The health of the local environment, strong social networks and access to nutritious food also were important factors influencing how respondents viewed their quality of life.
Moore found that certain demographic groups tend to be more satisfied than others. For example, men and short-time Alaska residents tend to have more favorable views of their quality of life than do women and longer-term residents. Married Alaskans generally rate their quality of life higher than those who are single. And so on.
So which demographic groups tend to be the happiest?
–People age 65 or older
–People with an annual income above $100,000
–Residents of Southcentral Alaska towns outside Anchorage
–Alaska residents of less than 15 years
–Those who aren’t supporters of any particular political party
Within the pool of survey respondents, Alaska State Trooper Hunter Martin Hull came closest to being a walking statistical composite of a very happy Alaskan. He’s white and married and, with his wife’s income, makes more than $100,000. The couple lives near Seward. They moved here five years ago from a small town in western Michigan that was hit hard by the collapse of Detroit’s auto industry. Unlike the prototypical happiest Alaskan — as defined by the survey — Hull is not over age 65 (he’s 26 years old) and does not have kids.
Hull loves Alaska and rated his life here a solid 7, the highest score in the poll.

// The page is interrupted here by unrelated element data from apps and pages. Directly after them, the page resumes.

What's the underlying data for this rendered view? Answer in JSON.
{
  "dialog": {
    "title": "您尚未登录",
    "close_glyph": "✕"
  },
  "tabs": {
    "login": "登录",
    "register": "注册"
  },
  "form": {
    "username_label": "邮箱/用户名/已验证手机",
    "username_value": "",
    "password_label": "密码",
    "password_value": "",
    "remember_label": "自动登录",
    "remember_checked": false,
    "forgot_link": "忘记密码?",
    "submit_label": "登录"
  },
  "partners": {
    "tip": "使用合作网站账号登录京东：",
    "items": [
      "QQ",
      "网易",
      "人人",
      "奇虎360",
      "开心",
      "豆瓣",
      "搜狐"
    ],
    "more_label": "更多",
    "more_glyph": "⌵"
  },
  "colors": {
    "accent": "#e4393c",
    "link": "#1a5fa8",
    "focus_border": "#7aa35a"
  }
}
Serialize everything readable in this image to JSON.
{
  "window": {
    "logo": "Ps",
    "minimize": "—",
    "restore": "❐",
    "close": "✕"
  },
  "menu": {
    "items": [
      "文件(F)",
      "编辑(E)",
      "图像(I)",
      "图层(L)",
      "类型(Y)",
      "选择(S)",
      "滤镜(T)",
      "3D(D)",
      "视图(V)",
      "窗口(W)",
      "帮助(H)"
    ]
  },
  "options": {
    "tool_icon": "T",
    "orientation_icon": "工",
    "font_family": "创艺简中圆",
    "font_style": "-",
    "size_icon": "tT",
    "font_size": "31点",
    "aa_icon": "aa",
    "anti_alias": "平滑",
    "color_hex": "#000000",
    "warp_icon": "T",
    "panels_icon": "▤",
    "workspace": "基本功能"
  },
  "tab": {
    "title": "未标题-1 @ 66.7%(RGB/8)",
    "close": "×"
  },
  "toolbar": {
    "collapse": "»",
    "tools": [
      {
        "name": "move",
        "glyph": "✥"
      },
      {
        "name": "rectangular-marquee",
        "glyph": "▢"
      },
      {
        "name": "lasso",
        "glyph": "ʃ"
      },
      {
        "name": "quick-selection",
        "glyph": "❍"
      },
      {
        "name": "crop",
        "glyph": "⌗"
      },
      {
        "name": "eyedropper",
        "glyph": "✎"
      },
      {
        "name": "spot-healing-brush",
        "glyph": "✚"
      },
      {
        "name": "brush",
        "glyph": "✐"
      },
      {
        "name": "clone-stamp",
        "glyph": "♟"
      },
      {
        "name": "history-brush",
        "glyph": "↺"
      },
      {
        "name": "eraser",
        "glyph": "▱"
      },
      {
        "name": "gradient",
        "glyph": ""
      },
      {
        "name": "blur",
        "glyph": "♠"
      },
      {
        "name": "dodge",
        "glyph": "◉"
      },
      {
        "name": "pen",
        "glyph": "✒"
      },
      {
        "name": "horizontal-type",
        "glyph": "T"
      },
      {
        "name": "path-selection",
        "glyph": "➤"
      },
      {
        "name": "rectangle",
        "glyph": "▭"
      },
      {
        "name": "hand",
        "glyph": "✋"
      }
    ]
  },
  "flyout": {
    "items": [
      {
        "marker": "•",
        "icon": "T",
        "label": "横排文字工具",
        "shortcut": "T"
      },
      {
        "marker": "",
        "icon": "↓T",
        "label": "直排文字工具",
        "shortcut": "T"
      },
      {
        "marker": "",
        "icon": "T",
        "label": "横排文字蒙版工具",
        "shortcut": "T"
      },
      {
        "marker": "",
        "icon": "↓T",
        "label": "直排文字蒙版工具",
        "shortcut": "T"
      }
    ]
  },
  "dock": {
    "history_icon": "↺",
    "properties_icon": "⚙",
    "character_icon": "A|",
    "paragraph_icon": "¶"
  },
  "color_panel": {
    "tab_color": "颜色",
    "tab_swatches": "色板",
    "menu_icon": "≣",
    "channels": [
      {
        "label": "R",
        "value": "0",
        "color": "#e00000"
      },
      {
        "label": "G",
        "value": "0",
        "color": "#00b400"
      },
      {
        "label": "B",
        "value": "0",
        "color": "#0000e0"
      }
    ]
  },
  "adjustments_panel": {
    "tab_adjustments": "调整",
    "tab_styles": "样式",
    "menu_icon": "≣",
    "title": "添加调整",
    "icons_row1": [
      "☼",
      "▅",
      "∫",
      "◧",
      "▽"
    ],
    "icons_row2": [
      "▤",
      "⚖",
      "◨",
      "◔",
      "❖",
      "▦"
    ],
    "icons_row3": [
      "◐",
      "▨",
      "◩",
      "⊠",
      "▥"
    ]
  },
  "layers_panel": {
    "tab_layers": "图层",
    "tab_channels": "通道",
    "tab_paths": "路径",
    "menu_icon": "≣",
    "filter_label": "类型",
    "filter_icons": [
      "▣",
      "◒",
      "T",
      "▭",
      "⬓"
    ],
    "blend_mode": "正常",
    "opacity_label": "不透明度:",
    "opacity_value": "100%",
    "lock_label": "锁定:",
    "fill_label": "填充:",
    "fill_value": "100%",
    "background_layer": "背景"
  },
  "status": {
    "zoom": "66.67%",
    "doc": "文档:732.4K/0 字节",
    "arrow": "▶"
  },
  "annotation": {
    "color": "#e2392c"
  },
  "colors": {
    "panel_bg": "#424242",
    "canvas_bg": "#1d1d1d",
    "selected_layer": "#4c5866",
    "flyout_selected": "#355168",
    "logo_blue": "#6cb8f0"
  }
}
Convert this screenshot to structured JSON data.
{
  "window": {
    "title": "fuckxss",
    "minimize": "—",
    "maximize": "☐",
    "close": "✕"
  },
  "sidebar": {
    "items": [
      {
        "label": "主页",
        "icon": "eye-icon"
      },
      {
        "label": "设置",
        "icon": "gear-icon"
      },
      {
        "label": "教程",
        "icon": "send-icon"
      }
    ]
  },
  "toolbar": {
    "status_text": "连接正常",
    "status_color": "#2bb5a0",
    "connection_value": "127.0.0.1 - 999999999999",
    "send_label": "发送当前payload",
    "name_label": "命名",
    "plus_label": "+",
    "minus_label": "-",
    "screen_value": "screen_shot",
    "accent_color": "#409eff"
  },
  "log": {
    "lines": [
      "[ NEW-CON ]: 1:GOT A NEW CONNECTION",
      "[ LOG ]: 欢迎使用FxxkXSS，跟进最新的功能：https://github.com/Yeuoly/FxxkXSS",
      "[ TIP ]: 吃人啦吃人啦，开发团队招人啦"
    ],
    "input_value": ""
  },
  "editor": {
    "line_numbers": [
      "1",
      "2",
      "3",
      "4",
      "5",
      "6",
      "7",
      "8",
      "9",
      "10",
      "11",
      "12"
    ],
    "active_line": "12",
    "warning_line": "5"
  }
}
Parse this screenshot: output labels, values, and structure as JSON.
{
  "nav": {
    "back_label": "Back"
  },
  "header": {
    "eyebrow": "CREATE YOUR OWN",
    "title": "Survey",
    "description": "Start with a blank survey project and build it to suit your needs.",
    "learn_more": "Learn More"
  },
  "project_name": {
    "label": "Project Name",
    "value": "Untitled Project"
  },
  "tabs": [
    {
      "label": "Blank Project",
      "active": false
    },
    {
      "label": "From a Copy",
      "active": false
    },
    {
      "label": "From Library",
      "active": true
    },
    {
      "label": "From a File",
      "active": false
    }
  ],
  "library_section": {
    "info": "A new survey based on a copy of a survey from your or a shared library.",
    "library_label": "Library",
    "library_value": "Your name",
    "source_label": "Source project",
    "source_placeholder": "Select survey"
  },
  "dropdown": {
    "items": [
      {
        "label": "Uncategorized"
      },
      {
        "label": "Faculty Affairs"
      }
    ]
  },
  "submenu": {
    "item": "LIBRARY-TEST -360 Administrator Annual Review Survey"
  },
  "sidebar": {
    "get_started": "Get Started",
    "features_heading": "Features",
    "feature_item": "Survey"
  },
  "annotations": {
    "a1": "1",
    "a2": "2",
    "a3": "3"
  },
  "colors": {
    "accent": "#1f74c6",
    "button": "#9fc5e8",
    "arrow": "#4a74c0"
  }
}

“It’s everything I’ve ever wanted,” he said. “My wife and I are both in really good shape. We both work full-time. We’re both outdoorsy. A lot of the people here are awesome. You don’t know what the future’s going to hold, but I don’t see us leaving anytime soon.”
When asked what more could possibly improve his satisfaction with life in Alaska, Hull had no immediate answer.
“By no means do I have a perfect life, but I can’t think off the top of my head of anything that would really need to change,” he said before noting that the addition of a movie theater in town would allow him and his wife to avoid driving 120 miles to Anchorage for the latest films.
“It’s not something we really need, but there’s always some sort of room for improvement,” he said.